## WORK REQUEST:
Count the lines in the records that hold the string "value". Only the number should be given.

## PROVIDED DATA:
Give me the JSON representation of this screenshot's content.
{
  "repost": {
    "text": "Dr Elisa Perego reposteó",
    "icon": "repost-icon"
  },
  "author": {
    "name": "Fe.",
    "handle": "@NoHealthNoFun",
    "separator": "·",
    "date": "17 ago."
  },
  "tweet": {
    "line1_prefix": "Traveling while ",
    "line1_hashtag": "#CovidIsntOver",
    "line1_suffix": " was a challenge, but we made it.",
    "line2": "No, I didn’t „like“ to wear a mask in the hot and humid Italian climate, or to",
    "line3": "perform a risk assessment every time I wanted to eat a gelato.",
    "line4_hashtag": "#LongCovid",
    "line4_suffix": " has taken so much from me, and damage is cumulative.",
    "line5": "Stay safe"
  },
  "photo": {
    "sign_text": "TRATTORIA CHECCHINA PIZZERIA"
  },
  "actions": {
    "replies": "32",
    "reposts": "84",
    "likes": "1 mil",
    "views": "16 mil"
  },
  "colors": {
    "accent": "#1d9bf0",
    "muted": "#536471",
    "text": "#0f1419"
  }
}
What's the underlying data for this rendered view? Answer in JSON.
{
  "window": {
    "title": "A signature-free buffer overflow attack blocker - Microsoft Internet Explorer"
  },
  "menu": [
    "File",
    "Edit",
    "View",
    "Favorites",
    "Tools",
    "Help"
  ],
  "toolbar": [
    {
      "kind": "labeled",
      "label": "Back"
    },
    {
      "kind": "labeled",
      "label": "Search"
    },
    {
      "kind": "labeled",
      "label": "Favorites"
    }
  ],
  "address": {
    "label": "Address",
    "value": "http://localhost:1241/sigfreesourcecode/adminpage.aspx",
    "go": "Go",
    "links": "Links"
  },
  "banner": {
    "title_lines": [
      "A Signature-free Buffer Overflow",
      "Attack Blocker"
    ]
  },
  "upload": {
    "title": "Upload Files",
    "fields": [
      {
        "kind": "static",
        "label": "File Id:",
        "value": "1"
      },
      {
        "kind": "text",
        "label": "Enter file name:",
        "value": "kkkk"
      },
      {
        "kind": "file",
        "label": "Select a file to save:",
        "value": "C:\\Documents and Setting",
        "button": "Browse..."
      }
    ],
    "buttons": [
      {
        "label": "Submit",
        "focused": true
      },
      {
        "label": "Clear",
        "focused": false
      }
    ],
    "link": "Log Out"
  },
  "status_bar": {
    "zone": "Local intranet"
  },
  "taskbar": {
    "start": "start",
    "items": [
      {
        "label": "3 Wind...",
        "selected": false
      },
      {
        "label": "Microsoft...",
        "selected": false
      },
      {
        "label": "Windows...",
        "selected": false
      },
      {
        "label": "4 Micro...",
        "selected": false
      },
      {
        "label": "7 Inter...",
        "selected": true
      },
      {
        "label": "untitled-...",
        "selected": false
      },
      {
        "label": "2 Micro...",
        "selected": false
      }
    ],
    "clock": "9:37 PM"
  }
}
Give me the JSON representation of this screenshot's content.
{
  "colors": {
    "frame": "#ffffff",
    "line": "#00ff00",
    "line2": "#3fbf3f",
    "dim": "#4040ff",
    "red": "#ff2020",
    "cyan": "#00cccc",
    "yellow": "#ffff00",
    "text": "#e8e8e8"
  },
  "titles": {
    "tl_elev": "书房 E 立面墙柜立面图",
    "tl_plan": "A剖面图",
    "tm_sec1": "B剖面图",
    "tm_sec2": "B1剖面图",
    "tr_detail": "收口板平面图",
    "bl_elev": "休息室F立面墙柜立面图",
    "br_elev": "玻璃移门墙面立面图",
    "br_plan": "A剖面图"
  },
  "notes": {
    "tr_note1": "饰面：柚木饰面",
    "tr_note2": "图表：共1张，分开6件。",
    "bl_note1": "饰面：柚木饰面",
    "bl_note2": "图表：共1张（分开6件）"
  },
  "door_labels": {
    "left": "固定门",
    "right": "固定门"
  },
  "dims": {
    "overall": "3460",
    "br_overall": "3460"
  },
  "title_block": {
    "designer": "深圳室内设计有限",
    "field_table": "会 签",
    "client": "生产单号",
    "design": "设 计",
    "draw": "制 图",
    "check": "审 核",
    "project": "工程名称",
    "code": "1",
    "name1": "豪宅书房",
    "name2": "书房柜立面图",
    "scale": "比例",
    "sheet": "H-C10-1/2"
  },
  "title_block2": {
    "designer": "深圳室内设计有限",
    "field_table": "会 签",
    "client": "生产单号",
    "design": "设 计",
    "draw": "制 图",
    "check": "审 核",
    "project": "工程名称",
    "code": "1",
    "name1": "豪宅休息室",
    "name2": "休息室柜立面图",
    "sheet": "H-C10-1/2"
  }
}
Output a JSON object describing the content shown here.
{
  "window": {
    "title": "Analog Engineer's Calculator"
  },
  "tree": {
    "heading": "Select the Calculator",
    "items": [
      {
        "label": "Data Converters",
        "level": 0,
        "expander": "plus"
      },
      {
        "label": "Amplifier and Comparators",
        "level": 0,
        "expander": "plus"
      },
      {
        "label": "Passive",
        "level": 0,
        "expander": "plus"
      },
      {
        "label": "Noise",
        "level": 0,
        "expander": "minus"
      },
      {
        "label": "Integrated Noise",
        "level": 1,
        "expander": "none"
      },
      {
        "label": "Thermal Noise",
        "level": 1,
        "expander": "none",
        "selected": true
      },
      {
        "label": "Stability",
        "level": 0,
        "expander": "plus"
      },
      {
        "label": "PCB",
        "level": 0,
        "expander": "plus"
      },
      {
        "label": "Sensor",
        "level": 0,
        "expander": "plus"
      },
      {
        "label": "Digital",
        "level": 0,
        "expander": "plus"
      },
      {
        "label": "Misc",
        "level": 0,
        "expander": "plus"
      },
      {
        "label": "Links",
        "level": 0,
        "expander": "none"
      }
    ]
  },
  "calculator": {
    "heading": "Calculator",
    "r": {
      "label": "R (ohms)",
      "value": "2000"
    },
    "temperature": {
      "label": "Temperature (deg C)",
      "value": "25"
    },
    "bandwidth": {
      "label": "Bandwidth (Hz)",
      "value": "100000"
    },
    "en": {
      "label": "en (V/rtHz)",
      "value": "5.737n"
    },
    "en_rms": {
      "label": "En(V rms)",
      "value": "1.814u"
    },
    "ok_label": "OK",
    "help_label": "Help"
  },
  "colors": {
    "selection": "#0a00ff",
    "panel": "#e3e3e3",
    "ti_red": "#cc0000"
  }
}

## ANSWER AREA:
9